Carmaker Mitsubishi is to exit the UK and European car market, with Mitsubishi Motors Corporation announcing that it will freeze the introduction of new models to the region.

The brand’s current line-up consists of the Mirage city car, ASX, Eclipse Cross and Outlander SUVs, including the successful Outlander PHEV, and the Shogun Sport off-roader, as well as the L200 pick-up. Sales of all existing models will continue until early 2021, when the Outlander and Eclipse Cross will end, with the last new cars expected to go off sale by the end of 2021. The company has though pledged aftersales and service care, with the manufacturer obliged to provide a decade of support for new models sold in Europe and a company spokesman said the brand would be looking to maintain as many of its retailers as possible to provide servicing and after sales support.

The Colt Car Company has been the official UK importer of Mitsubishi models since 1974, and around 350,000 Mitsubishis are currently on UK roads. Though Mitsubishi Motors owns a stake in CCC, the latter is a separate company that is likely to operate the aftersales support for current owners.
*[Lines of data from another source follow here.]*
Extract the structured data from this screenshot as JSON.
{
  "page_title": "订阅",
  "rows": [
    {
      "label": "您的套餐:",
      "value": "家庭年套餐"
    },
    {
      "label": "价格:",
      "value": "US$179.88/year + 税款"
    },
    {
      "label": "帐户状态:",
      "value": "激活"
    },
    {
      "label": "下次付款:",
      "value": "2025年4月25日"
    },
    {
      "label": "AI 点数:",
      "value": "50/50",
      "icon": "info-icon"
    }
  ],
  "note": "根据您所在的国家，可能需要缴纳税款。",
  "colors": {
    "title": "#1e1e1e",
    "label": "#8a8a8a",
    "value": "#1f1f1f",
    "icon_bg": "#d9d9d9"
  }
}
It is also rumoured to be exploring the option of acting as importer for a new brand to the UK, potentially around electric vehicles.

An official statement from the UK importer said: “The Colt Car Company has just learned that Mitsubishi Motors Corporation have frozen the development and introduction of new models for Europe, including the UK. We will continue to sell the existing range of Mitsubishi vehicles and to provide full customer support in terms of service, repair, warranty, recalls, parts and accessories. We will provide updates when we know more.” Although the statement didn’t specify the reasons for the withdrawal, the increasing cost of homologating new models for the European market will have played a major role.

Mitsubishi sold just 771 cars in the pandemic-disrupted first half of 2020, dropping its market share to 0.53% compared with 0.66% in the first half of 2019. It also sold 359 light commercial vehicles across the L200 and LCV versions of the Outlander and Shogun Sport, with a market share dropping from 2.59% to 1.20%.

The Outlander was the first big-selling plug-in hybrid model to find success in the UK, but the brand, which is part of an alliance with Renault and Nissan, with the latter owning a controlling stake.

The company announced a three-year mid-term business plan entitled Small but Beautiful to “concentrate its management resources on its core regions and technologies”. That includes focussing on the ASEAN region, where it aims to increase market share to above 11%, developing business in Africa, Oceania and South America and launching new electric and plug-in hybrid models.

The brand last week announced a new fleet deal, with the first 10 of 72 Outlander Commercial models being delivered to high-speed and commuter rolling stock supplier Alstom Transport UK.



models being delivered to high-speed and commuter rolling stock supplier Alstom Transport UK.

Mitsubishi Outlander PHEV most popular UK ULEV


Mitsubishi calls for Government re-think on PHEV policy